Collaborative effort evolves from side-project to serious endeavour
It’s easy to take the collaborative friendship of Great Big Sea frontman Alan Doyle and Oscar-winning actor Russell Crowe for granted, particularly with the former’s role as a minstrel in Robin Hood last year, and the latter’s highly publicised visit to St. John’s. Outside of the spotlight, however, the two initially bonded over music, writing and recording songs together over the last number of years.
The Crowe/Doyle Songbook, Vol. III is Crowe’s most recent foray into music, since the Doyle-produced My Hand, My Heart in 2005. Whereas that record was clearly based around Crowe’s band, the Ordinary Fear of God, the Songbook is all about the duo.
The album, which exists solely as a digital record, can best be described as a singer-songwriter collection of tunes. Doyle’s band is a good starting place in describing the sound, particularly with its contemporary folk vibes, but that doesn’t quite cut it. There are influences of rock (“Perfect in your Eyes”), old-school country (“Killing Song”), heraldic folk (“Queen Jane”), and even R&B (“Love is Impossible”), but the production and mouthfuls of poetry are what stand out.
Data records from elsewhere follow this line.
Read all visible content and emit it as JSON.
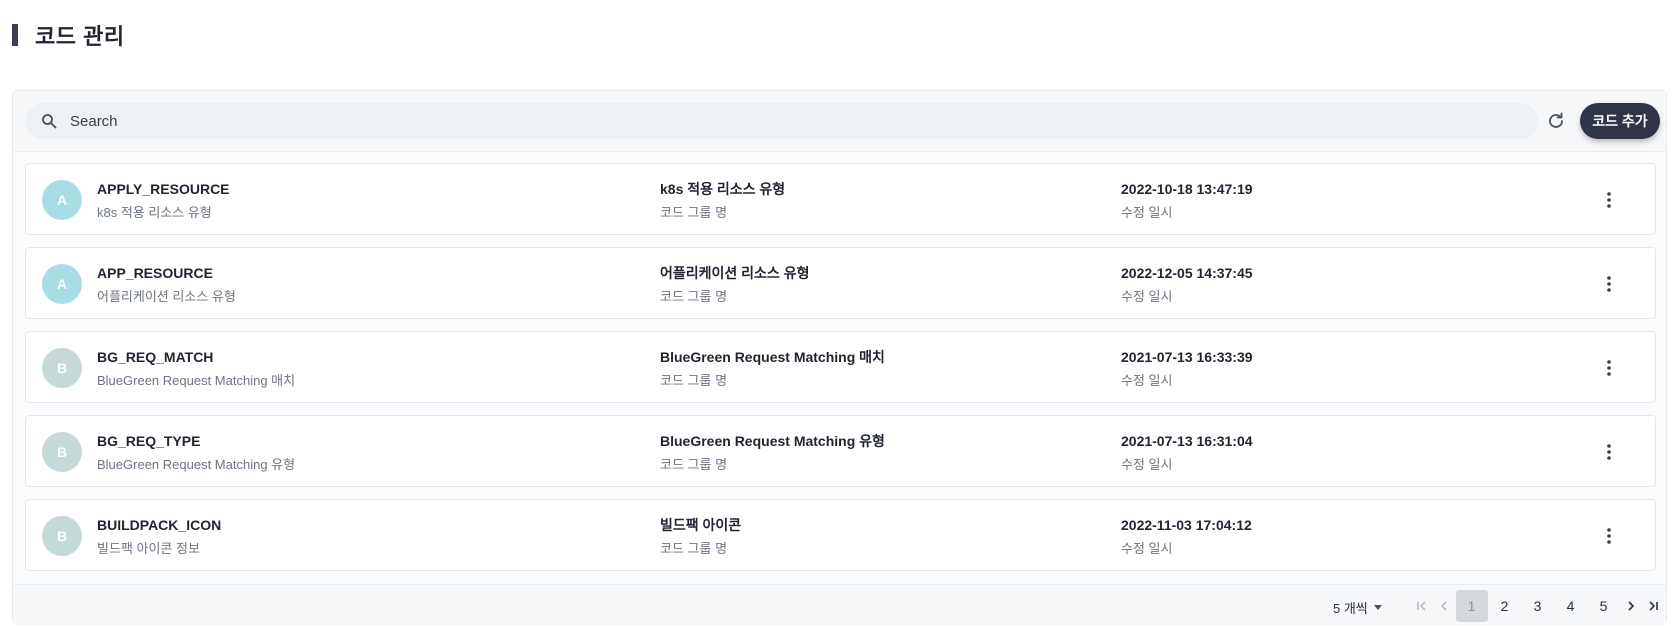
{
  "page": {
    "title": "코드 관리"
  },
  "toolbar": {
    "search_placeholder": "Search",
    "add_label": "코드 추가"
  },
  "rows": [
    {
      "avatar": "A",
      "avatar_color": "#a8dde5",
      "code": "APPLY_RESOURCE",
      "description": "k8s 적용 리소스 유형",
      "group": "k8s 적용 리소스 유형",
      "group_label": "코드 그룹 명",
      "modified": "2022-10-18 13:47:19",
      "modified_label": "수정 일시"
    },
    {
      "avatar": "A",
      "avatar_color": "#a8dde5",
      "code": "APP_RESOURCE",
      "description": "어플리케이션 리소스 유형",
      "group": "어플리케이션 리소스 유형",
      "group_label": "코드 그룹 명",
      "modified": "2022-12-05 14:37:45",
      "modified_label": "수정 일시"
    },
    {
      "avatar": "B",
      "avatar_color": "#c5d9d9",
      "code": "BG_REQ_MATCH",
      "description": "BlueGreen Request Matching 매치",
      "group": "BlueGreen Request Matching 매치",
      "group_label": "코드 그룹 명",
      "modified": "2021-07-13 16:33:39",
      "modified_label": "수정 일시"
    },
    {
      "avatar": "B",
      "avatar_color": "#c5d9d9",
      "code": "BG_REQ_TYPE",
      "description": "BlueGreen Request Matching 유형",
      "group": "BlueGreen Request Matching 유형",
      "group_label": "코드 그룹 명",
      "modified": "2021-07-13 16:31:04",
      "modified_label": "수정 일시"
    },
    {
      "avatar": "B",
      "avatar_color": "#c5d9d9",
      "code": "BUILDPACK_ICON",
      "description": "빌드팩 아이콘 정보",
      "group": "빌드팩 아이콘",
      "group_label": "코드 그룹 명",
      "modified": "2022-11-03 17:04:12",
      "modified_label": "수정 일시"
    }
  ],
  "pagination": {
    "page_size_label": "5 개씩",
    "pages": [
      "1",
      "2",
      "3",
      "4",
      "5"
    ],
    "current_page": "1"
  },
  "icons": {
    "search": "search-icon",
    "refresh": "refresh-icon",
    "more": "more-vertical-icon",
    "first": "first-page-icon",
    "prev": "chevron-left-icon",
    "next": "chevron-right-icon",
    "last": "last-page-icon"
  }
}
The nine songs on Songbook are denser in subject matter, music, and lyrics – don’t expect any breezy pop songs, but don’t misinterpret the album for pessimistic or cynical.
Take the chorus from the leading single, “Too Far Gone,” about a doomed relationship: “Your fingers tear at my skin / Release the blood, let the feeding begin / Your intentions will never be blamed / We’re both too far gone to be saved.” The word that immediately comes to mind is sophisticated, and any concern that this project is just a novelty ought to be dismissed.
The two musicians are joined on most songs by Danielle Spencer, an Australian recording artist who also happens to be married to Crowe. With three distinct voices at their disposal, the opportunities for interesting arrangements and nuances are numerous, especially considering that Great Big Sea have turned harmonies into a trump card. However, the performers share the mic more often than not, usually singing the same melody line, reminiscent of a few friends having an impromptu jam. That’s not necessarily a bad thing, but the lyrics and the music are at such a high calibre that you can’t help but wonder how the songs would have sounded if they had taken the effort to explore the vocal arrangements. There are glimpses of this, where the voices become distinct and offer different perspectives to a single song – the bridge of “Sadness of a Woman” does it best – and they make the melding all the more conspicuous.
Crowe himself has been performing music since the ’90s, but it’s tough to picture the Gladiator with a guitar, and begs the question of whether or not he can actually sing. His growl is so similar to Doyle’s baritone that the two voices gravitate towards a single entity, and when one stands out it’s usually Doyle, so we never really get to hear him alone. Still, he’s not sitting on the sidelines or ridding any coattails (or, even worse, lending his famous name to the project); the partnership demands the two musicians complement each other, and that’s ultimately what happens.
Also noteworthy, The Crowe/Doyle Songbook includes the original demos of all the songs. Although the final versions are stronger, these tracks offer the bare bones of the lyrics and instrumentation, and suddenly the “friends having a jam” image becomes “friends having a jam, and you’re personally invited.” With the release of this album coinciding with Doyle and Crowe’s intimate and informal shows at the LSPU Hall, the duality makes sense: two experienced artists at the top of their games, crafting quality songs that, when the lights go down and they abandon their egos to embrace acoustic vulnerability, are still capable of standing on their own.
By the sounds of it, neither is too far gone yet: